▶ **Your task**
Your answer should consist only of the records, copied exactly, with the images removed.

▶ **Available data**
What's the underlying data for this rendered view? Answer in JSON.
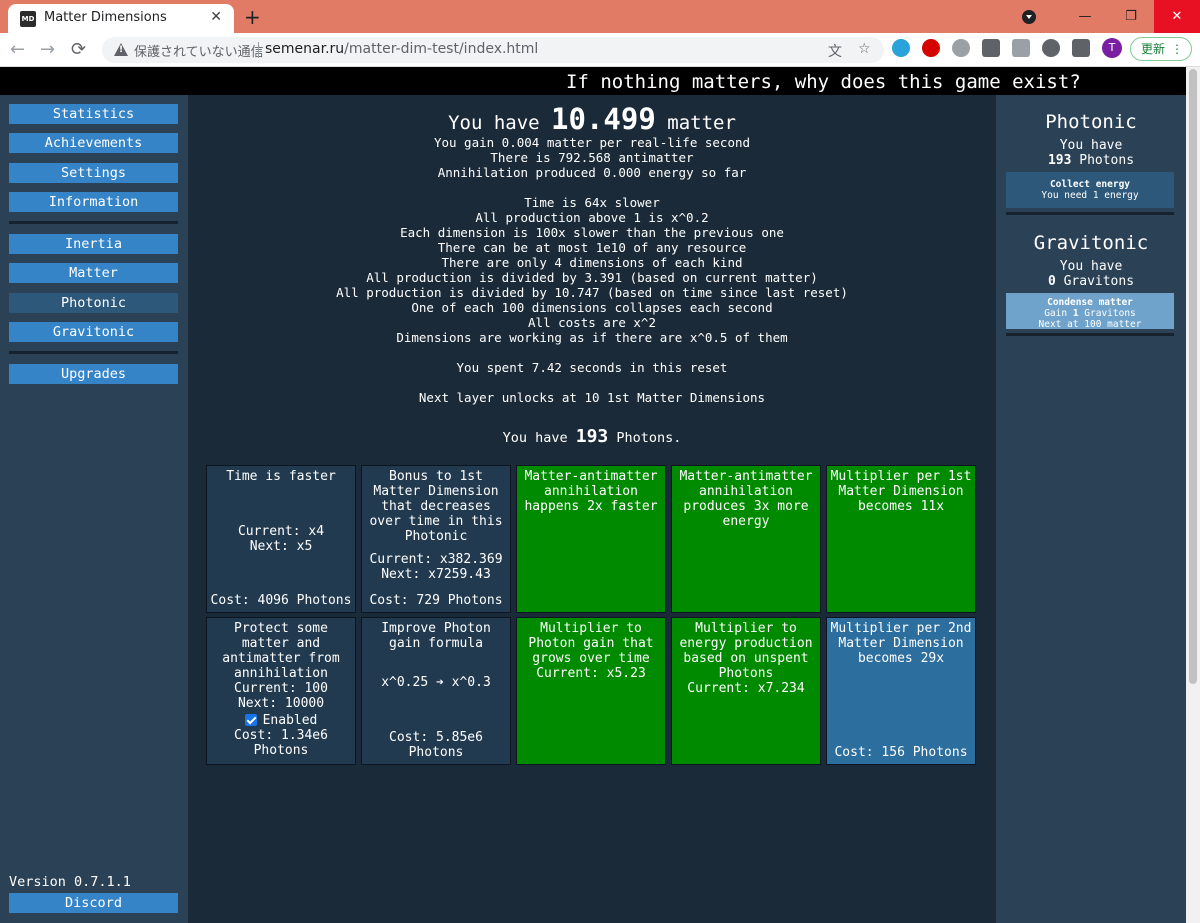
{
  "browser": {
    "tab_favicon": "MD",
    "tab_title": "Matter Dimensions",
    "tab_close": "✕",
    "new_tab": "+",
    "minimize": "—",
    "restore": "❐",
    "close": "✕",
    "back": "←",
    "forward": "→",
    "reload": "⟳",
    "security_text": "保護されていない通信",
    "url_host": "semenar.ru",
    "url_path": "/matter-dim-test/index.html",
    "translate_icon": "文",
    "star_icon": "☆",
    "avatar_letter": "T",
    "update_label": "更新"
  },
  "header": {
    "motto": "If nothing matters, why does this game exist?"
  },
  "sidebar": {
    "buttons": [
      "Statistics",
      "Achievements",
      "Settings",
      "Information",
      "Inertia",
      "Matter",
      "Photonic",
      "Gravitonic",
      "Upgrades"
    ],
    "active": "Photonic",
    "version": "Version 0.7.1.1",
    "discord": "Discord"
  },
  "main": {
    "have_prefix": "You have",
    "matter_amount": "10.499",
    "have_suffix": "matter",
    "gain_line": "You gain 0.004 matter per real-life second",
    "antimatter_line": "There is 792.568 antimatter",
    "annihilation_line": "Annihilation produced 0.000 energy so far",
    "rules": [
      "Time is 64x slower",
      "All production above 1 is x^0.2",
      "Each dimension is 100x slower than the previous one",
      "There can be at most 1e10 of any resource",
      "There are only 4 dimensions of each kind",
      "All production is divided by 3.391 (based on current matter)",
      "All production is divided by 10.747 (based on time since last reset)",
      "One of each 100 dimensions collapses each second",
      "All costs are x^2",
      "Dimensions are working as if there are x^0.5 of them"
    ],
    "spent_line": "You spent 7.42 seconds in this reset",
    "next_layer_line": "Next layer unlocks at 10 1st Matter Dimensions",
    "photons_prefix": "You have",
    "photons_amount": "193",
    "photons_suffix": "Photons."
  },
  "upgrades": {
    "u1": {
      "title": "Time is faster",
      "current": "Current: x4",
      "next": "Next: x5",
      "cost": "Cost: 4096 Photons"
    },
    "u2": {
      "title": "Bonus to 1st Matter Dimension that decreases over time in this Photonic",
      "current": "Current: x382.369",
      "next": "Next: x7259.43",
      "cost": "Cost: 729 Photons"
    },
    "u3": {
      "title": "Matter-antimatter annihilation happens 2x faster"
    },
    "u4": {
      "title": "Matter-antimatter annihilation produces 3x more energy"
    },
    "u5": {
      "title": "Multiplier per 1st Matter Dimension becomes 11x"
    },
    "u6": {
      "title": "Protect some matter and antimatter from annihilation",
      "current": "Current: 100",
      "next": "Next: 10000",
      "toggle": "Enabled",
      "cost_line1": "Cost: 1.34e6",
      "cost_line2": "Photons"
    },
    "u7": {
      "title": "Improve Photon gain formula",
      "formula": "x^0.25 ➔ x^0.3",
      "cost_line1": "Cost: 5.85e6",
      "cost_line2": "Photons"
    },
    "u8": {
      "title": "Multiplier to Photon gain that grows over time",
      "current": "Current: x5.23"
    },
    "u9": {
      "title": "Multiplier to energy production based on unspent Photons",
      "current": "Current: x7.234"
    },
    "u10": {
      "title": "Multiplier per 2nd Matter Dimension becomes 29x",
      "cost": "Cost: 156 Photons"
    }
  },
  "rightbar": {
    "photonic_title": "Photonic",
    "photonic_have": "You have",
    "photons_amount": "193",
    "photons_label": "Photons",
    "collect_title": "Collect energy",
    "collect_sub": "You need 1 energy",
    "gravitonic_title": "Gravitonic",
    "gravitonic_have": "You have",
    "gravitons_amount": "0",
    "gravitons_label": "Gravitons",
    "condense_title": "Condense matter",
    "condense_gain_prefix": "Gain",
    "condense_gain_amount": "1",
    "condense_gain_suffix": "Gravitons",
    "condense_next": "Next at 100 matter"
  },
  "colors": {
    "button_blue": "#3584c7",
    "active_button": "#2d5879",
    "bought_green": "#008a00",
    "upgrade_dark": "#223a50",
    "affordable_blue": "#2c6e9e",
    "tabbar": "#e27b65"
  }
}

▶ **Answer space**
What's the underlying data for this rendered view? Answer in JSON.
{
  "browser": {
    "tab_favicon": "MD",
    "tab_title": "Matter Dimensions",
    "tab_close": "✕",
    "new_tab": "+",
    "minimize": "—",
    "restore": "❐",
    "close": "✕",
    "back": "←",
    "forward": "→",
    "reload": "⟳",
    "security_text": "保護されていない通信",
    "url_host": "semenar.ru",
    "url_path": "/matter-dim-test/index.html",
    "translate_icon": "文",
    "star_icon": "☆",
    "avatar_letter": "T",
    "update_label": "更新"
  },
  "header": {
    "motto": "If nothing matters, why does this game exist?"
  },
  "sidebar": {
    "buttons": [
      "Statistics",
      "Achievements",
      "Settings",
      "Information",
      "Inertia",
      "Matter",
      "Photonic",
      "Gravitonic",
      "Upgrades"
    ],
    "active": "Photonic",
    "version": "Version 0.7.1.1",
    "discord": "Discord"
  },
  "main": {
    "have_prefix": "You have",
    "matter_amount": "10.499",
    "have_suffix": "matter",
    "gain_line": "You gain 0.004 matter per real-life second",
    "antimatter_line": "There is 792.568 antimatter",
    "annihilation_line": "Annihilation produced 0.000 energy so far",
    "rules": [
      "Time is 64x slower",
      "All production above 1 is x^0.2",
      "Each dimension is 100x slower than the previous one",
      "There can be at most 1e10 of any resource",
      "There are only 4 dimensions of each kind",
      "All production is divided by 3.391 (based on current matter)",
      "All production is divided by 10.747 (based on time since last reset)",
      "One of each 100 dimensions collapses each second",
      "All costs are x^2",
      "Dimensions are working as if there are x^0.5 of them"
    ],
    "spent_line": "You spent 7.42 seconds in this reset",
    "next_layer_line": "Next layer unlocks at 10 1st Matter Dimensions",
    "photons_prefix": "You have",
    "photons_amount": "193",
    "photons_suffix": "Photons."
  },
  "upgrades": {
    "u1": {
      "title": "Time is faster",
      "current": "Current: x4",
      "next": "Next: x5",
      "cost": "Cost: 4096 Photons"
    },
    "u2": {
      "title": "Bonus to 1st Matter Dimension that decreases over time in this Photonic",
      "current": "Current: x382.369",
      "next": "Next: x7259.43",
      "cost": "Cost: 729 Photons"
    },
    "u3": {
      "title": "Matter-antimatter annihilation happens 2x faster"
    },
    "u4": {
      "title": "Matter-antimatter annihilation produces 3x more energy"
    },
    "u5": {
      "title": "Multiplier per 1st Matter Dimension becomes 11x"
    },
    "u6": {
      "title": "Protect some matter and antimatter from annihilation",
      "current": "Current: 100",
      "next": "Next: 10000",
      "toggle": "Enabled",
      "cost_line1": "Cost: 1.34e6",
      "cost_line2": "Photons"
    },
    "u7": {
      "title": "Improve Photon gain formula",
      "formula": "x^0.25 ➔ x^0.3",
      "cost_line1": "Cost: 5.85e6",
      "cost_line2": "Photons"
    },
    "u8": {
      "title": "Multiplier to Photon gain that grows over time",
      "current": "Current: x5.23"
    },
    "u9": {
      "title": "Multiplier to energy production based on unspent Photons",
      "current": "Current: x7.234"
    },
    "u10": {
      "title": "Multiplier per 2nd Matter Dimension becomes 29x",
      "cost": "Cost: 156 Photons"
    }
  },
  "rightbar": {
    "photonic_title": "Photonic",
    "photonic_have": "You have",
    "photons_amount": "193",
    "photons_label": "Photons",
    "collect_title": "Collect energy",
    "collect_sub": "You need 1 energy",
    "gravitonic_title": "Gravitonic",
    "gravitonic_have": "You have",
    "gravitons_amount": "0",
    "gravitons_label": "Gravitons",
    "condense_title": "Condense matter",
    "condense_gain_prefix": "Gain",
    "condense_gain_amount": "1",
    "condense_gain_suffix": "Gravitons",
    "condense_next": "Next at 100 matter"
  },
  "colors": {
    "button_blue": "#3584c7",
    "active_button": "#2d5879",
    "bought_green": "#008a00",
    "upgrade_dark": "#223a50",
    "affordable_blue": "#2c6e9e",
    "tabbar": "#e27b65"
  }
}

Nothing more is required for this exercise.